■ HOW TO COMPLETE THIS TASK: Count how many lines of the material hold "stroke". Respond with that number alone.

■ DATA:
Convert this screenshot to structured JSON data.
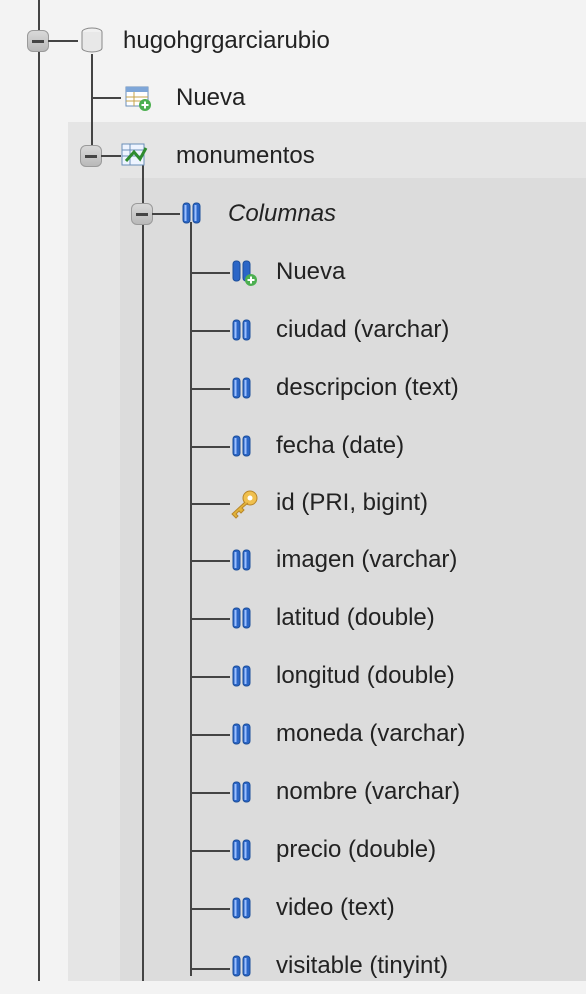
{
  "tree": {
    "database": {
      "label": "hugohgrgarciarubio",
      "icon": "database-icon",
      "toggle": "collapse"
    },
    "db_new": {
      "label": "Nueva",
      "icon": "new-table-icon"
    },
    "table": {
      "label": "monumentos",
      "icon": "table-icon",
      "toggle": "collapse"
    },
    "columns_group": {
      "label": "Columnas",
      "icon": "columns-icon",
      "toggle": "collapse"
    },
    "columns": [
      {
        "label": "Nueva",
        "icon": "new-column-icon"
      },
      {
        "label": "ciudad (varchar)",
        "icon": "column-icon"
      },
      {
        "label": "descripcion (text)",
        "icon": "column-icon"
      },
      {
        "label": "fecha (date)",
        "icon": "column-icon"
      },
      {
        "label": "id (PRI, bigint)",
        "icon": "key-icon"
      },
      {
        "label": "imagen (varchar)",
        "icon": "column-icon"
      },
      {
        "label": "latitud (double)",
        "icon": "column-icon"
      },
      {
        "label": "longitud (double)",
        "icon": "column-icon"
      },
      {
        "label": "moneda (varchar)",
        "icon": "column-icon"
      },
      {
        "label": "nombre (varchar)",
        "icon": "column-icon"
      },
      {
        "label": "precio (double)",
        "icon": "column-icon"
      },
      {
        "label": "video (text)",
        "icon": "column-icon"
      },
      {
        "label": "visitable (tinyint)",
        "icon": "column-icon"
      }
    ]
  },
  "colors": {
    "line": "#444444",
    "panel": "#e5e5e5",
    "panel_inner": "#dcdcdc",
    "column_blue": "#2b66c7",
    "key_gold": "#e3b43a",
    "new_green": "#4caf50"
  }
}
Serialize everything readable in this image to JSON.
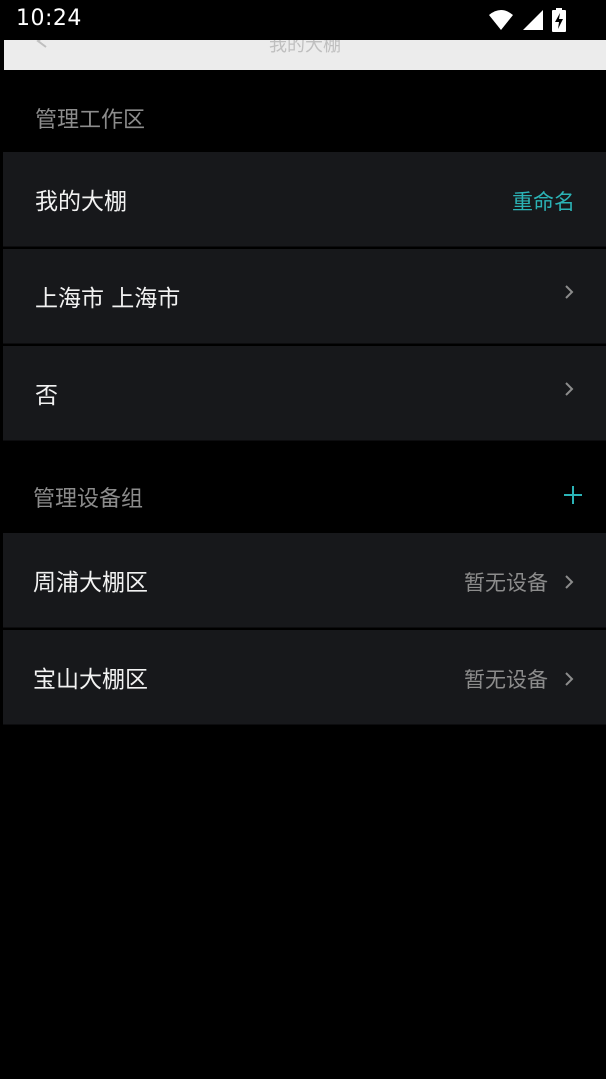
{
  "status_bar": {
    "time": "10:24",
    "icons": [
      "wifi-icon",
      "signal-icon",
      "battery-charging-icon"
    ]
  },
  "app_bar": {
    "title": "我的大棚",
    "back_icon": "back-arrow-icon"
  },
  "workspace_section": {
    "header": "管理工作区",
    "rows": [
      {
        "label": "我的大棚",
        "action": "重命名"
      },
      {
        "label": "上海市 上海市"
      },
      {
        "label": "否"
      }
    ]
  },
  "device_group_section": {
    "header": "管理设备组",
    "add_icon": "plus-icon",
    "rows": [
      {
        "label": "周浦大棚区",
        "status": "暂无设备"
      },
      {
        "label": "宝山大棚区",
        "status": "暂无设备"
      }
    ]
  },
  "colors": {
    "background": "#000000",
    "row_background": "#17181b",
    "accent": "#2bb3b6",
    "secondary_text": "#8c8c8c"
  }
}
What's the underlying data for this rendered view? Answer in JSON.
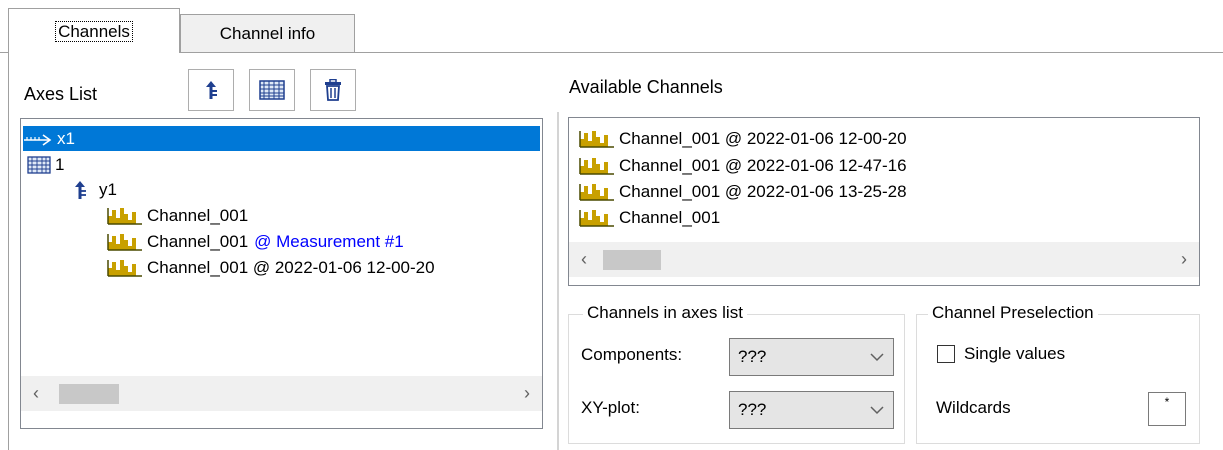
{
  "tabs": [
    {
      "label": "Channels",
      "active": true
    },
    {
      "label": "Channel info",
      "active": false
    }
  ],
  "axes_panel": {
    "title": "Axes List",
    "toolbar": [
      {
        "icon": "add-y-axis-icon"
      },
      {
        "icon": "add-system-icon"
      },
      {
        "icon": "delete-icon"
      }
    ],
    "tree": [
      {
        "icon": "x-axis-icon",
        "label": "x1",
        "suffix": "",
        "selected": true
      },
      {
        "icon": "system-icon",
        "label": "1",
        "suffix": "",
        "selected": false
      },
      {
        "icon": "y-axis-icon",
        "label": "y1",
        "suffix": "",
        "selected": false
      },
      {
        "icon": "channel-icon",
        "label": "Channel_001",
        "suffix": "",
        "selected": false
      },
      {
        "icon": "channel-icon",
        "label": "Channel_001",
        "suffix": "@ Measurement #1",
        "selected": false
      },
      {
        "icon": "channel-icon",
        "label": "Channel_001 @ 2022-01-06 12-00-20",
        "suffix": "",
        "selected": false
      }
    ]
  },
  "available_panel": {
    "title": "Available Channels",
    "items": [
      {
        "icon": "channel-icon",
        "label": "Channel_001 @ 2022-01-06 12-00-20"
      },
      {
        "icon": "channel-icon",
        "label": "Channel_001 @ 2022-01-06 12-47-16"
      },
      {
        "icon": "channel-icon",
        "label": "Channel_001 @ 2022-01-06 13-25-28"
      },
      {
        "icon": "channel-icon",
        "label": "Channel_001"
      }
    ]
  },
  "channels_in_axes": {
    "title": "Channels in axes list",
    "components_label": "Components:",
    "components_value": "???",
    "xy_label": "XY-plot:",
    "xy_value": "???"
  },
  "preselection": {
    "title": "Channel Preselection",
    "single_values_label": "Single values",
    "single_values_checked": false,
    "wildcards_label": "Wildcards",
    "wildcards_value": "*"
  },
  "colors": {
    "selection": "#0078d7",
    "measurement_link": "#0000ff",
    "icon_gold": "#b8860b",
    "icon_dark": "#5a5a00"
  }
}
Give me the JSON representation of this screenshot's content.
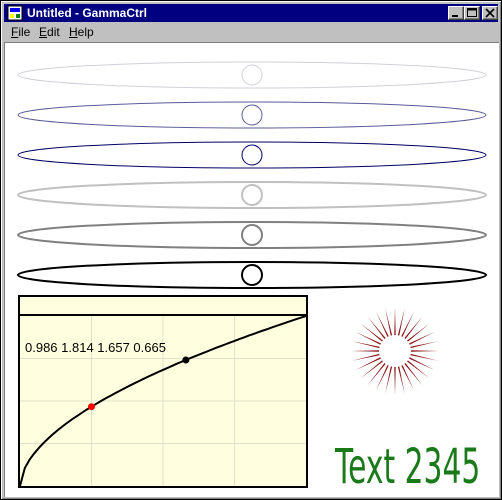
{
  "window": {
    "title": "Untitled - GammaCtrl",
    "controls": {
      "minimize": "0",
      "maximize": "1",
      "close": "r"
    }
  },
  "menu": [
    {
      "accel": "F",
      "rest": "ile"
    },
    {
      "accel": "E",
      "rest": "dit"
    },
    {
      "accel": "H",
      "rest": "elp"
    }
  ],
  "colors": {
    "titlebar": "#000080",
    "panel_bg": "#ffffe0",
    "sunburst": "#8b1a1a",
    "text_sample": "#1a7a1a",
    "control_point_red": "#ff0000",
    "control_point_black": "#000000"
  },
  "ellipse_rows": [
    {
      "stroke": "#d0d0d8",
      "width": 1
    },
    {
      "stroke": "#5a5a9a",
      "width": 1
    },
    {
      "stroke": "#000066",
      "width": 1
    },
    {
      "stroke": "#c0c0c0",
      "width": 2
    },
    {
      "stroke": "#808080",
      "width": 2
    },
    {
      "stroke": "#000000",
      "width": 2
    }
  ],
  "gamma_panel": {
    "readout": "0.986  1.814  1.657  0.665",
    "curve_exponent": 0.55,
    "control_points": [
      {
        "x": 0.25,
        "color": "#ff0000"
      },
      {
        "x": 0.58,
        "color": "#000000"
      }
    ]
  },
  "sample_text": "Text 2345"
}
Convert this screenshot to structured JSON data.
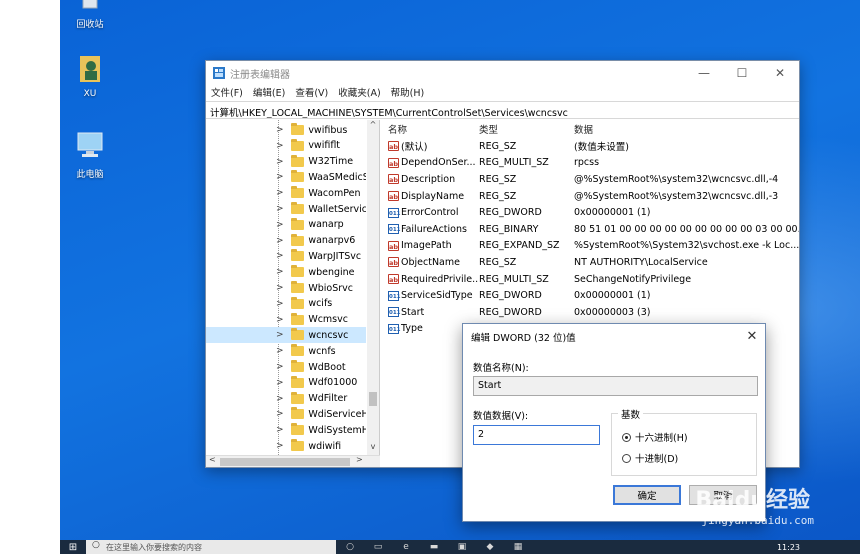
{
  "desktop": {
    "icons": [
      {
        "label": "回收站",
        "icon": "recycle-bin-icon"
      },
      {
        "label": "XU",
        "icon": "user-folder-icon"
      },
      {
        "label": "此电脑",
        "icon": "this-pc-icon"
      }
    ]
  },
  "regedit": {
    "title": "注册表编辑器",
    "menu": [
      "文件(F)",
      "编辑(E)",
      "查看(V)",
      "收藏夹(A)",
      "帮助(H)"
    ],
    "address": "计算机\\HKEY_LOCAL_MACHINE\\SYSTEM\\CurrentControlSet\\Services\\wcncsvc",
    "tree": [
      "vwifibus",
      "vwififlt",
      "W32Time",
      "WaaSMedicS",
      "WacomPen",
      "WalletService",
      "wanarp",
      "wanarpv6",
      "WarpJITSvc",
      "wbengine",
      "WbioSrvc",
      "wcifs",
      "Wcmsvc",
      "wcncsvc",
      "wcnfs",
      "WdBoot",
      "Wdf01000",
      "WdFilter",
      "WdiServiceH",
      "WdiSystemH",
      "wdiwifi"
    ],
    "tree_selected": "wcncsvc",
    "columns": {
      "name": "名称",
      "type": "类型",
      "data": "数据"
    },
    "values": [
      {
        "icon": "ab",
        "name": "(默认)",
        "type": "REG_SZ",
        "data": "(数值未设置)"
      },
      {
        "icon": "ab",
        "name": "DependOnSer...",
        "type": "REG_MULTI_SZ",
        "data": "rpcss"
      },
      {
        "icon": "ab",
        "name": "Description",
        "type": "REG_SZ",
        "data": "@%SystemRoot%\\system32\\wcncsvc.dll,-4"
      },
      {
        "icon": "ab",
        "name": "DisplayName",
        "type": "REG_SZ",
        "data": "@%SystemRoot%\\system32\\wcncsvc.dll,-3"
      },
      {
        "icon": "bin",
        "name": "ErrorControl",
        "type": "REG_DWORD",
        "data": "0x00000001 (1)"
      },
      {
        "icon": "bin",
        "name": "FailureActions",
        "type": "REG_BINARY",
        "data": "80 51 01 00 00 00 00 00 00 00 00 00 03 00 00..."
      },
      {
        "icon": "ab",
        "name": "ImagePath",
        "type": "REG_EXPAND_SZ",
        "data": "%SystemRoot%\\System32\\svchost.exe -k Loc..."
      },
      {
        "icon": "ab",
        "name": "ObjectName",
        "type": "REG_SZ",
        "data": "NT AUTHORITY\\LocalService"
      },
      {
        "icon": "ab",
        "name": "RequiredPrivile...",
        "type": "REG_MULTI_SZ",
        "data": "SeChangeNotifyPrivilege"
      },
      {
        "icon": "bin",
        "name": "ServiceSidType",
        "type": "REG_DWORD",
        "data": "0x00000001 (1)"
      },
      {
        "icon": "bin",
        "name": "Start",
        "type": "REG_DWORD",
        "data": "0x00000003 (3)"
      },
      {
        "icon": "bin",
        "name": "Type",
        "type": "",
        "data": ""
      }
    ]
  },
  "dialog": {
    "title": "编辑 DWORD (32 位)值",
    "name_label": "数值名称(N):",
    "name_value": "Start",
    "data_label": "数值数据(V):",
    "data_value": "2",
    "base_label": "基数",
    "radix_options": [
      "十六进制(H)",
      "十进制(D)"
    ],
    "radix_selected": "十六进制(H)",
    "ok_label": "确定",
    "cancel_label": "取消"
  },
  "taskbar": {
    "search_placeholder": "在这里输入你要搜索的内容",
    "time": "11:23"
  },
  "watermark": {
    "brand": "Baidu经验",
    "url": "jingyan.baidu.com"
  }
}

■ TASK RESPONSE: 6